### What needs to be done
Each line of the listing that contains the word "icon" is to be copied.

========================================================================

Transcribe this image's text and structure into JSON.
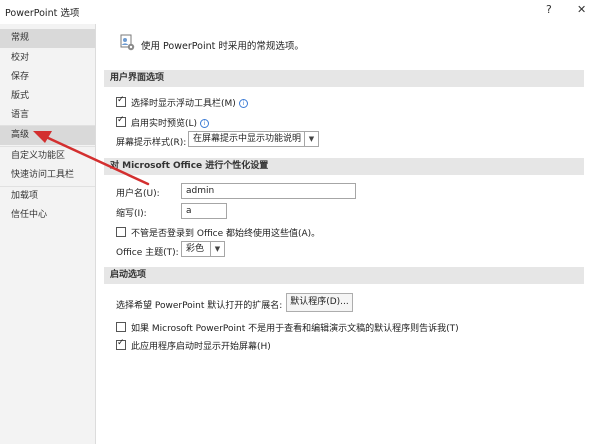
{
  "window": {
    "title": "PowerPoint 选项",
    "help_label": "?",
    "close_label": "✕"
  },
  "sidebar": {
    "items": [
      {
        "label": "常规",
        "selected": true
      },
      {
        "label": "校对"
      },
      {
        "label": "保存"
      },
      {
        "label": "版式"
      },
      {
        "label": "语言"
      },
      {
        "label": "高级",
        "highlighted": true
      },
      {
        "label": "自定义功能区"
      },
      {
        "label": "快速访问工具栏"
      },
      {
        "label": "加载项"
      },
      {
        "label": "信任中心"
      }
    ]
  },
  "main": {
    "header": {
      "icon": "settings-users-icon",
      "text": "使用 PowerPoint 时采用的常规选项。"
    },
    "ui_section": {
      "title": "用户界面选项",
      "show_mini_toolbar": {
        "label": "选择时显示浮动工具栏(M)",
        "checked": true
      },
      "live_preview": {
        "label": "启用实时预览(L)",
        "checked": true
      },
      "tooltip_style": {
        "label": "屏幕提示样式(R):",
        "value": "在屏幕提示中显示功能说明"
      }
    },
    "personalize_section": {
      "title": "对 Microsoft Office 进行个性化设置",
      "username": {
        "label": "用户名(U):",
        "value": "admin"
      },
      "initials": {
        "label": "缩写(I):",
        "value": "a"
      },
      "always_use": {
        "label": "不管是否登录到 Office 都始终使用这些值(A)。",
        "checked": false
      },
      "theme": {
        "label": "Office 主题(T):",
        "value": "彩色"
      }
    },
    "startup_section": {
      "title": "启动选项",
      "default_ext": {
        "label": "选择希望 PowerPoint 默认打开的扩展名:",
        "button": "默认程序(D)..."
      },
      "tell_me": {
        "label": "如果 Microsoft PowerPoint 不是用于查看和编辑演示文稿的默认程序则告诉我(T)",
        "checked": false
      },
      "show_start": {
        "label": "此应用程序启动时显示开始屏幕(H)",
        "checked": true
      }
    }
  },
  "colors": {
    "accent_arrow": "#d32f2f",
    "sidebar_bg": "#f3f3f3",
    "section_bg": "#e6e6e6"
  }
}
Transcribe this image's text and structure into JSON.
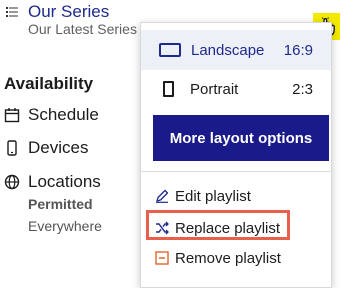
{
  "header": {
    "title": "Our Series",
    "subtitle": "Our Latest Series"
  },
  "availability": {
    "heading": "Availability",
    "items": [
      {
        "label": "Schedule",
        "icon": "calendar-icon"
      },
      {
        "label": "Devices",
        "icon": "phone-icon"
      },
      {
        "label": "Locations",
        "icon": "globe-icon"
      }
    ],
    "locations_status": "Permitted",
    "locations_value": "Everywhere"
  },
  "layout_menu": {
    "options": [
      {
        "label": "Landscape",
        "ratio": "16:9",
        "selected": true
      },
      {
        "label": "Portrait",
        "ratio": "2:3",
        "selected": false
      }
    ],
    "more_button": "More layout options",
    "actions": [
      {
        "label": "Edit playlist",
        "icon": "pencil-icon"
      },
      {
        "label": "Replace playlist",
        "icon": "shuffle-icon"
      },
      {
        "label": "Remove playlist",
        "icon": "minus-box-icon"
      }
    ]
  },
  "colors": {
    "brand_blue": "#1a1a8a",
    "title_blue": "#1e2a8c",
    "cursor_highlight": "#f4ea00",
    "callout_red": "#e8604c",
    "remove_orange": "#e0662f"
  }
}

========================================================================

### Exercise result
      "icon": "settings-users-icon",
        "icon": "calendar-icon"
        "icon": "phone-icon"
        "icon": "globe-icon"
        "icon": "pencil-icon"
        "icon": "shuffle-icon"
        "icon": "minus-box-icon"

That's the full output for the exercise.